The Commission concludes that while the current model has mostly achieved what it was set up to do, it has created a culture of short-termism.

The model’s excessive reliance on utility companies for strategic direction means that the long-term investments needed to meet challenges such as climate change have not been sufficiently prioritised.

As a result, the system must be updated to facilitate a scale of transformation it was not designed to deliver.

Among NIC recommendations is a proposal for new duties for Ofgem, Ofcom and Ofwat to promote the achievement of net zero and improve the resilience of the UK’s infrastructure.

“Our utilities require transformation across the board in coming decades – to bring down emissions, safeguard our water supply and improve digital connectivity up and down the country. That’s going to require unprecedented levels of investment”, Julia Prescot, National Infrastructure Commissioner, said.

“Well-balanced regulation would give infrastructure providers long-term certainty, empowering them to invest in innovative and creative solutions.”

The Commission also recommends that government should provide regulators with a clear strategic focus on the country’s infrastructure priorities for the long-term, to guide regulation.

This shift will be essential to enable the delivery of major new projects to mitigate climate change.
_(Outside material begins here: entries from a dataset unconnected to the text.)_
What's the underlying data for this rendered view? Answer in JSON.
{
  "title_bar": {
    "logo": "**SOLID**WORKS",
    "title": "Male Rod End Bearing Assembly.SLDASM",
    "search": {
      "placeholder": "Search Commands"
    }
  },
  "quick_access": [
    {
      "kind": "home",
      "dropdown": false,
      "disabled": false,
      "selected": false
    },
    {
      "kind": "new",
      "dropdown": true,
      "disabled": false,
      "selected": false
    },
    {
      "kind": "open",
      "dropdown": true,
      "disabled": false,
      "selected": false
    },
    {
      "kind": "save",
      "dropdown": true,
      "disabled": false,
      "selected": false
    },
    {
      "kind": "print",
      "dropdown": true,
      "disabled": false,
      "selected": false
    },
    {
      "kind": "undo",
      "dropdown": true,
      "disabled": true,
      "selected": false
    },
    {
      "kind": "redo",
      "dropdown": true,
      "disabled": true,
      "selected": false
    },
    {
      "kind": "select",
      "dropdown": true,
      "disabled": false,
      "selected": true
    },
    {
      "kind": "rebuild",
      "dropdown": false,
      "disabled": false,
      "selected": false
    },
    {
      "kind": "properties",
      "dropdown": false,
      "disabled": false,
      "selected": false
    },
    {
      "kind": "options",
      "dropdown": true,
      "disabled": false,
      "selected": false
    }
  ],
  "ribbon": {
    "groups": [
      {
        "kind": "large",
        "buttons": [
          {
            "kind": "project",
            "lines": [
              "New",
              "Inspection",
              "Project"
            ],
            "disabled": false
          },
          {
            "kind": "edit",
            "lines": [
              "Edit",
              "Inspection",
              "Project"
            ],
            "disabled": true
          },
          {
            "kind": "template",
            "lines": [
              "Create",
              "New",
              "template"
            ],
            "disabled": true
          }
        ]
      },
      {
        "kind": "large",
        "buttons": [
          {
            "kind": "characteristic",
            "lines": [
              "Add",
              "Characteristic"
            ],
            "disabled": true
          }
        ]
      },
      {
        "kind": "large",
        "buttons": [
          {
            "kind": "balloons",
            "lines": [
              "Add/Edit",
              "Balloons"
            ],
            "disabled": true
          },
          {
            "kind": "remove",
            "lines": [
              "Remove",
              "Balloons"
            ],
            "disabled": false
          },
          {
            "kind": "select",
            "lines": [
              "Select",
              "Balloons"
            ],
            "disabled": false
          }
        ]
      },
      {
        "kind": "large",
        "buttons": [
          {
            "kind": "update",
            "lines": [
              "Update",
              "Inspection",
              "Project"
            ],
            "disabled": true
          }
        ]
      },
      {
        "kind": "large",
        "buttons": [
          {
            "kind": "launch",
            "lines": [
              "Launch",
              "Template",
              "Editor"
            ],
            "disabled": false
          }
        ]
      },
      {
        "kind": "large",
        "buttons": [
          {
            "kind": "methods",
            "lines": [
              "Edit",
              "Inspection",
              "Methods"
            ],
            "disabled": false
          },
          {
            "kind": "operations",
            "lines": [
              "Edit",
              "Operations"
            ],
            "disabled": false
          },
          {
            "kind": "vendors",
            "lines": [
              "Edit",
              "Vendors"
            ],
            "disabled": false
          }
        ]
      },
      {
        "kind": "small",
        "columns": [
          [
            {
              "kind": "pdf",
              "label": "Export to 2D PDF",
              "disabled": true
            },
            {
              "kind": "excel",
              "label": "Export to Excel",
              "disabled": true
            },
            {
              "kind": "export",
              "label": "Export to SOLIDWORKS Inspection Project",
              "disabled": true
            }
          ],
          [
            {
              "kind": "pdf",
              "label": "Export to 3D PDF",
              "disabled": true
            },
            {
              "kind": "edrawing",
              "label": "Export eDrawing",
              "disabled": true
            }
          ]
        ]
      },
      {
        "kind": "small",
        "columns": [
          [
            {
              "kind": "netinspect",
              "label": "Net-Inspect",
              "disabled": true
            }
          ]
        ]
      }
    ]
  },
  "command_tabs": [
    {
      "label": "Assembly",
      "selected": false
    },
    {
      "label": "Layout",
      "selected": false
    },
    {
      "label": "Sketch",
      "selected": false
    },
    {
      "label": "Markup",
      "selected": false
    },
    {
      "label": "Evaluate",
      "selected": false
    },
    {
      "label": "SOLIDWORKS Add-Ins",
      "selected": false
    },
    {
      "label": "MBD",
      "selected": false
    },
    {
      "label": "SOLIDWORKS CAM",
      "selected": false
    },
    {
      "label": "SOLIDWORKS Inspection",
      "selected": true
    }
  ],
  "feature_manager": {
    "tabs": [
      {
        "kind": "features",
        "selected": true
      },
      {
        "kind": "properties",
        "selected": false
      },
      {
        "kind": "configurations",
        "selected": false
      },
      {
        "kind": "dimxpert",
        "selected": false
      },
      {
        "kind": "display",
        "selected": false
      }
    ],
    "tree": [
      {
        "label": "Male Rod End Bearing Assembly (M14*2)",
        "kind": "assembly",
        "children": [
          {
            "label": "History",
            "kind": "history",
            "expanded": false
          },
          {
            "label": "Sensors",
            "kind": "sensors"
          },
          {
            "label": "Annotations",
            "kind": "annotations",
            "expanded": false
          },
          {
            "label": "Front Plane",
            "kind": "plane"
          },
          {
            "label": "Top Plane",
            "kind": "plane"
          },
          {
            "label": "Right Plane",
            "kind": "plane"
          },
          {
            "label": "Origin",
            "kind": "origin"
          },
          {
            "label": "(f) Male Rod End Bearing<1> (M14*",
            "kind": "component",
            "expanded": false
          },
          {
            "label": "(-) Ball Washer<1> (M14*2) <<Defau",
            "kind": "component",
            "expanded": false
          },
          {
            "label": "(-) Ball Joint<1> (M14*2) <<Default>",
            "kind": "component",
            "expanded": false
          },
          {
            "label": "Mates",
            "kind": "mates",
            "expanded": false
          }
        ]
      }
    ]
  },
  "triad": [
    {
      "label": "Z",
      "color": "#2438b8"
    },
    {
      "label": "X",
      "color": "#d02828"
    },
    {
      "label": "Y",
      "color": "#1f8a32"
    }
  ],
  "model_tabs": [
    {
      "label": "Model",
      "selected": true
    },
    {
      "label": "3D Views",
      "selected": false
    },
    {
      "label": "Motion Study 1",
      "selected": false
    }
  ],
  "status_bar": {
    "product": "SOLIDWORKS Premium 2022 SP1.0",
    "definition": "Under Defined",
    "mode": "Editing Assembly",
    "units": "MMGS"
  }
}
In coming years, this will include moving towards renewable technologies for generating electricity, building a nationwide charging network for electric vehicles and finding a clean alternative to natural gas for heating homes.

At the same time, regulators must use the price and market controls at their disposal to balance the needs of consumers and investors and ensure the market operates fairly.

The Commission recommends that:

  • Ofcom, Ofgem and Ofwat should have new duties to promote the achievement of net zero by 2050 and improve resilience.
  • The government should set out a long-term strategic vision for each of the regulated sectors, through strategic policy statements, within the first year of each Parliament, to support lasting plans and stable funding.
  • The UK Regulators Network should be given a stronger leadership role through the appointment of an independent chair to promote collaboration and coordination, and ensure markets continue to deliver for consumers.
  • Most major strategic investments should be opened to competition to support innovation, rather than relying on incumbents or government to have the best ideas.
  • Regulators should be able to prevent companies from engaging in price discrimination that does not provide an overall benefit to consumers.